After the refugee camp, Walker soon finished medical school. But she would return again to Indochina to work with refugees before finally settling in Minnesota, a state with a large refugee population, and devoting her career to health care for immigrants.
Nominated as a Local Legend of Medicine by former Rep. Martin Olav Sabo (D-MN-5), she is Medical Director of the Center for International Health at Regions Hospital in St. Paul, and Associate Medical Director, International Track University of Minnesota Department of Internal Medicine. She is also a highly regarded Assistant Professor of Infectious Diseases at the university.

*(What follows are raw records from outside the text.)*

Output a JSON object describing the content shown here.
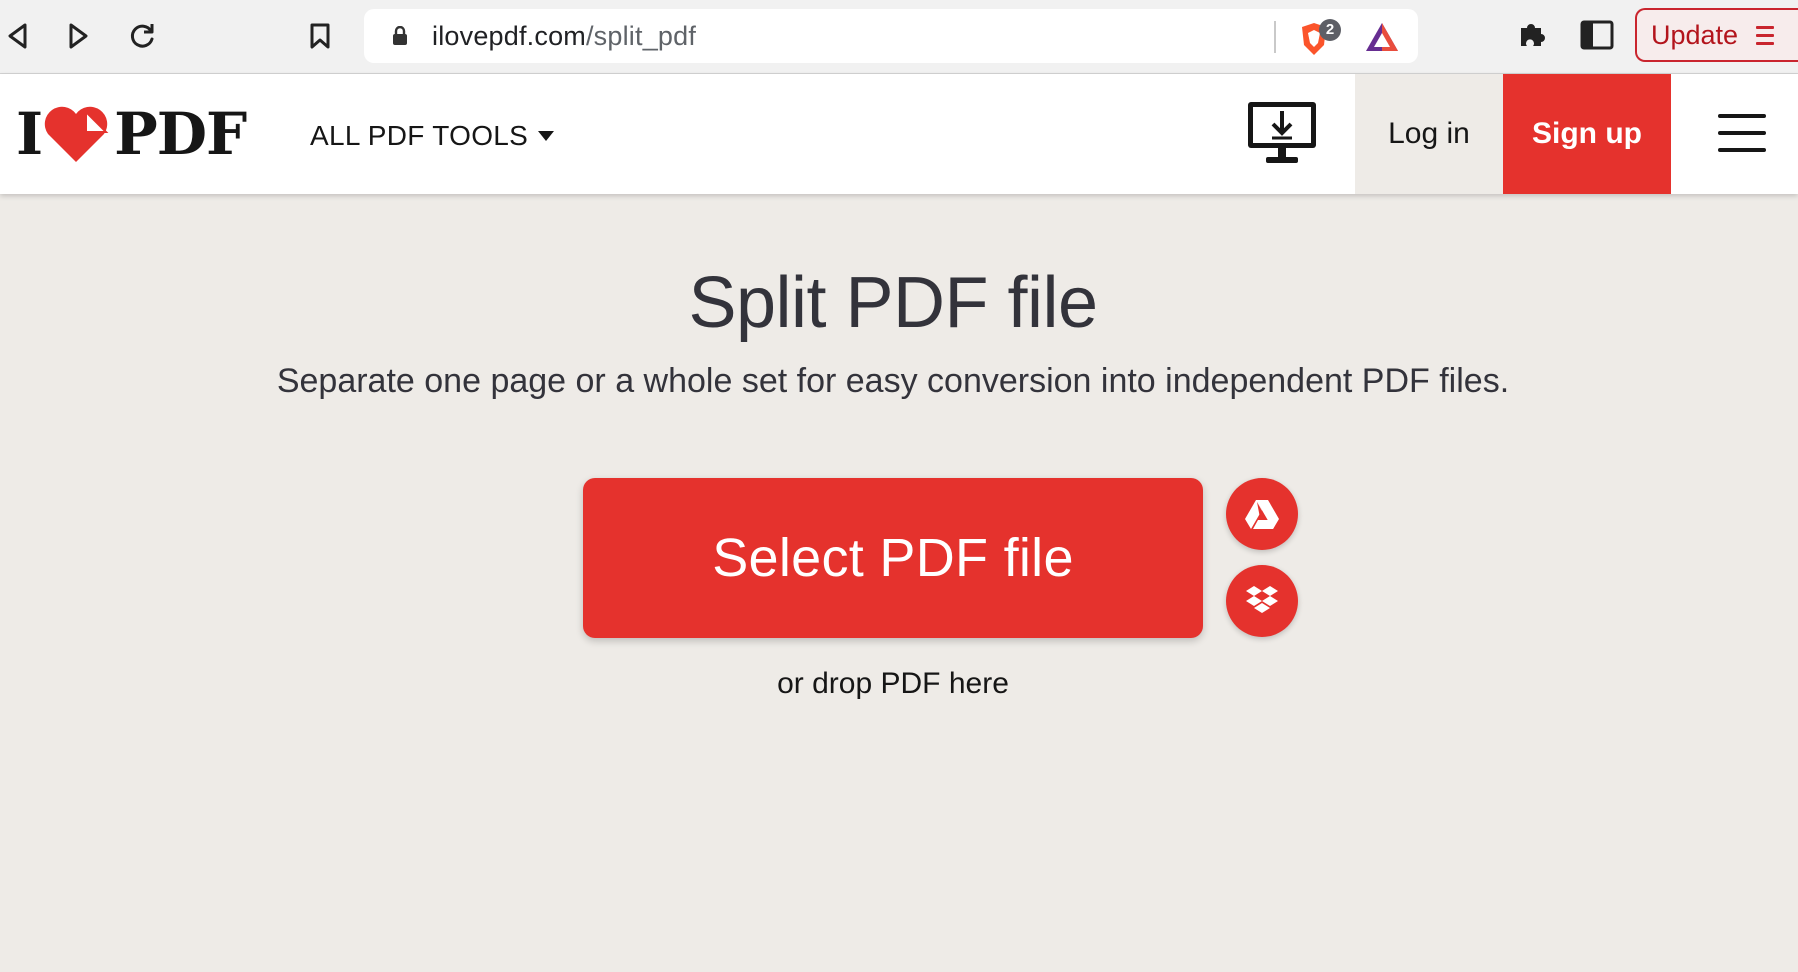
{
  "browser": {
    "url_host": "ilovepdf.com",
    "url_path": "/split_pdf",
    "shield_count": "2",
    "update_label": "Update"
  },
  "header": {
    "logo_text_left": "I",
    "logo_text_right": "PDF",
    "all_tools_label": "ALL PDF TOOLS",
    "login_label": "Log in",
    "signup_label": "Sign up"
  },
  "main": {
    "title": "Split PDF file",
    "subtitle": "Separate one page or a whole set for easy conversion into independent PDF files.",
    "select_button_label": "Select PDF file",
    "drop_hint": "or drop PDF here"
  },
  "colors": {
    "brand_red": "#e5322d",
    "page_background": "#eeebe7",
    "text_dark": "#33333b"
  },
  "icons": [
    "back-icon",
    "forward-icon",
    "reload-icon",
    "bookmark-icon",
    "lock-icon",
    "brave-shield-icon",
    "brave-rewards-icon",
    "extensions-icon",
    "sidebar-icon",
    "menu-icon",
    "desktop-download-icon",
    "hamburger-icon",
    "google-drive-icon",
    "dropbox-icon"
  ]
}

She was deeply influenced by two renowned early leaders in global health care who were habitués of Southeast Asia and friends of her father, Fred, who was chief pilot of Air America, the CIA's airline in Southeast Asia. They were Dr. Tom Dooley, who established hospitals and medical clinics in Laos under the sponsorship of the International Rescue Committee (and who also became a best selling author), and Dr. Charles Weldon, who for 11 years during the Vietnam War, also worked in Laos and later wrote the memoir Tragedy in Paradise.
Walker is the recipient of numerous awards, most recently, in 2005, of both the "Champions of Health" award from the Blue Cross Blue Shield Foundation of Minnesota, and the "Community Health Commitment" award from the Minnesota Hospital Association for overseeing creation of the Hmong Mass Screening Clinic.
A widely publisher medical writer, she is co-editor with Elizabeth Day Barnett, M.D. of Immigrant Medicine, one of the first single-volume, comprehensive guides to caring for immigrant patient populations.
A colleague, Deborah Powell, M.D., the Dean of the University of Minnesota Medical School, says admiringly of her: "Dr. Walker represents the best of what the female physician has to offer: unquestionable clinical excellence, personal integrity and an unwavering drive to improve the health of all our communities."
Medical volunteer on Thailand-Cambodian border with the American Refugee Committee
Appointed Staff Physician, Emergency Department, St. Joseph Mercy Hospital, Mason City, Iowa
Appointed Medical Director, Emergency Department, Mount Sinai Hospital, Minneapolis, MN
Appointed Medical Director, International Rescue Committee, Khao I Dang Holding Center for Kampucheans, Aranyaprathet, Thailand
Appointed Medical Director, Center for International Health, Health Partners/Regions Hospital, St. Paul, MN
Appointed Staff Physician, Health Center for Women, St. Paul, MN
Appointed Associate Medical Director, International Track University of Minnesota Dept. of Internal Medicine, and Assistant Professor, Division of Infectious Diseases
Mayo Medical School, Rochester, MN
Tropical Medicine (Diploma in Tropical Medicine & Hygiene)